Oral Presentation Joint Scientific Meeting of the Australian & NZ Head & Neck Cancer Society & NZ Association of Plastic Surgeons

Specificity of a non-invasive oral cancer test in head and neck cancers beyond the oral cavity (1434)

Lachlan Cook 1 2 , Charmaine Woods 2 3 , Shanan Woo 4 5 , Stefanos Kanatsios 4 5 , Caroline Moore 4 , Damian Hussey 2 , Michael McCullough 4 , Eng Ooi 1 2 , Tami Yap 4 5
  1. Department of Otorhinolaryngology, Head and Neck Surgery, Flinders Medical Centre, Adelaide
  2. College of Medicine and Public Health, Flinders University, Adelaide
  3. Flinders Medical Centre, Glenelg, SOUTH AUSTRALIA, Australia
  4. Melbourne Dental School, University of Melbourne, Melbourne
  5. Department of Oral and Maxillofacial Surgery, Royal Melbourne Hospital, Melbourne

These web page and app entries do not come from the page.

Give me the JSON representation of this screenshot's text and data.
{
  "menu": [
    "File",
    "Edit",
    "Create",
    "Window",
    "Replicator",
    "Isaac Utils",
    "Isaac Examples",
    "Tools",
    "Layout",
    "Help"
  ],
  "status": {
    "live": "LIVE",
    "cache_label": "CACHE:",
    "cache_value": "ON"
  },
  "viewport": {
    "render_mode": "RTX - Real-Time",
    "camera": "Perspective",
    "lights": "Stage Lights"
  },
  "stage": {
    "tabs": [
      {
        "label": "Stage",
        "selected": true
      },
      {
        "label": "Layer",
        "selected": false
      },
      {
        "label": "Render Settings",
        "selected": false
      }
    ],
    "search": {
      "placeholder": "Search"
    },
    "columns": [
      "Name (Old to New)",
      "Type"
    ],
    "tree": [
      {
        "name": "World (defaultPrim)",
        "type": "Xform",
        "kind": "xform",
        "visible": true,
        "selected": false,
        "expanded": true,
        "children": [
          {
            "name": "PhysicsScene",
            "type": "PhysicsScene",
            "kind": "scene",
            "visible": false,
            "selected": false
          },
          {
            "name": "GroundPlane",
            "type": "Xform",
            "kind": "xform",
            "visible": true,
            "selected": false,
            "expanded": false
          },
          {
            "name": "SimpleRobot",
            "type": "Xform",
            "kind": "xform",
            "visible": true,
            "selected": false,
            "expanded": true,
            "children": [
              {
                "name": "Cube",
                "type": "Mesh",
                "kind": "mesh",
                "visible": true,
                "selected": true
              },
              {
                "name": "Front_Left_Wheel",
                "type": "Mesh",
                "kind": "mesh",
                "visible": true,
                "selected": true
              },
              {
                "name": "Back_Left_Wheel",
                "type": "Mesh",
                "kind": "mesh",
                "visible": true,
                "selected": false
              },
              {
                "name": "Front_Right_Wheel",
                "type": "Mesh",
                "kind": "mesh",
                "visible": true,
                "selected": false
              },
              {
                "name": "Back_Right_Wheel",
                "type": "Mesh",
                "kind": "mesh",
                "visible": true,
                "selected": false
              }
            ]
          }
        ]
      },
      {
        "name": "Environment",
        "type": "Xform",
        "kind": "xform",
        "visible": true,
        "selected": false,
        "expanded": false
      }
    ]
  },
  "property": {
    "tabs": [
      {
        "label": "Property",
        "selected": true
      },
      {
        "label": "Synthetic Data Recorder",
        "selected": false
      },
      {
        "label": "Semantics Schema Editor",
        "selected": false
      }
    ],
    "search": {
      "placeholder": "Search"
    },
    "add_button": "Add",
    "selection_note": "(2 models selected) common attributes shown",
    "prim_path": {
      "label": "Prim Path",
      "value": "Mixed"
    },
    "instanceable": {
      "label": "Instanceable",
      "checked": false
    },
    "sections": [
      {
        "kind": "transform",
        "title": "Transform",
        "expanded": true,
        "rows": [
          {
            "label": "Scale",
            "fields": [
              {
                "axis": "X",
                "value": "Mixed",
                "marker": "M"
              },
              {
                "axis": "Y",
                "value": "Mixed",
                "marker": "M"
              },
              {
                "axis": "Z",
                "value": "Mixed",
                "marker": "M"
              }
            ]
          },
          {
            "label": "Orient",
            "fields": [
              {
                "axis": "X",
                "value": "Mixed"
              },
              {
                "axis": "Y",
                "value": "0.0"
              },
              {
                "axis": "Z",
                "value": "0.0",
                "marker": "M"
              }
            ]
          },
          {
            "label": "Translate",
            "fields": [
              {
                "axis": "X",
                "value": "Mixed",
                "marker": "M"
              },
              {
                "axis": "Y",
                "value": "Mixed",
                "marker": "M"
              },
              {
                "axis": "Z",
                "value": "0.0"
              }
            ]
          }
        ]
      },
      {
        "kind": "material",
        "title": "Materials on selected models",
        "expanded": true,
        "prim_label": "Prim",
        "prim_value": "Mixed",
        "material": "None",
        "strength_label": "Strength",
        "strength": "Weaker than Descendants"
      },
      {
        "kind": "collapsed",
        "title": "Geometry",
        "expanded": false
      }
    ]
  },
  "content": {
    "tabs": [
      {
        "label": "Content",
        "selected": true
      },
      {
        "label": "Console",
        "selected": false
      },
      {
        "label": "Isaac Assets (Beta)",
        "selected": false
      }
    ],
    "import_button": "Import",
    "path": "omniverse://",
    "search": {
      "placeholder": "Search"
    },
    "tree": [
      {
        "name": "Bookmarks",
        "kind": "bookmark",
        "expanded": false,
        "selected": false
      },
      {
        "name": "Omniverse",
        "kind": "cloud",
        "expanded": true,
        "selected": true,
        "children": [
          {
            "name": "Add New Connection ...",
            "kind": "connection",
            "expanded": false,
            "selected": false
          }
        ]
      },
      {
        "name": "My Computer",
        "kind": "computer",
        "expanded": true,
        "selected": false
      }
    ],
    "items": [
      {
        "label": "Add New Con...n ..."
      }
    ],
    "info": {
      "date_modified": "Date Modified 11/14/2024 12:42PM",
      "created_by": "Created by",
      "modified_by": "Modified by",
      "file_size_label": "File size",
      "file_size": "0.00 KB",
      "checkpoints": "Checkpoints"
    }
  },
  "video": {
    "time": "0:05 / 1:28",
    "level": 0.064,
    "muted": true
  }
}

The high mortality and morbidity of head and neck cancer diagnosed at later stages highlights the need for early detection techniques and screening tools. We aim to determine whether oral swirls, a potential non-invasive screening tool for head and neck cancer, are able to predict the presence of oropharyngeal squamous cell carcinoma (SCC). Oral swirls are a simple, rapid and cost-effective method used to isolate salivary microRNAs from extracellular vesicles, which have previously been able to predict oral cavity squamous cell carcinoma with 87% sensitivity and 82% specificity. A multicentre study is underway within the Departments of Otorhinolaryngology, Head and Neck Surgery at Flinders Medical Centre in South Australia and Royal Melbourne Hospital in Victoria, as well as the Dental Oncology Unit of the Victorian Comprehensive Cancer Centre. Oral swirl samples are collected in the pre-treatment stage for known malignancies and in the clinic or pre-operative setting for normal controls. For this study, oral swirl samples have been collected from 113 participants across all sites, with 69 head and neck cancers including 30 oral cavity SCC, 24 oropharyngeal SCC and 8 unknown primary head and neck SCC. microRNA quantification will be performed with RT-qPCR using a multiplex primer pool of 7 microRNAs from a previously published protocol, with the addition of 4 key microRNAs identified in the literature as being dysregulated in oropharyngeal SCC. Differential microRNA expression between samples with known malignancy compared to controls will be used to build a predictive model to determine whether oropharyngeal SCC can be identified using an oral swirl test.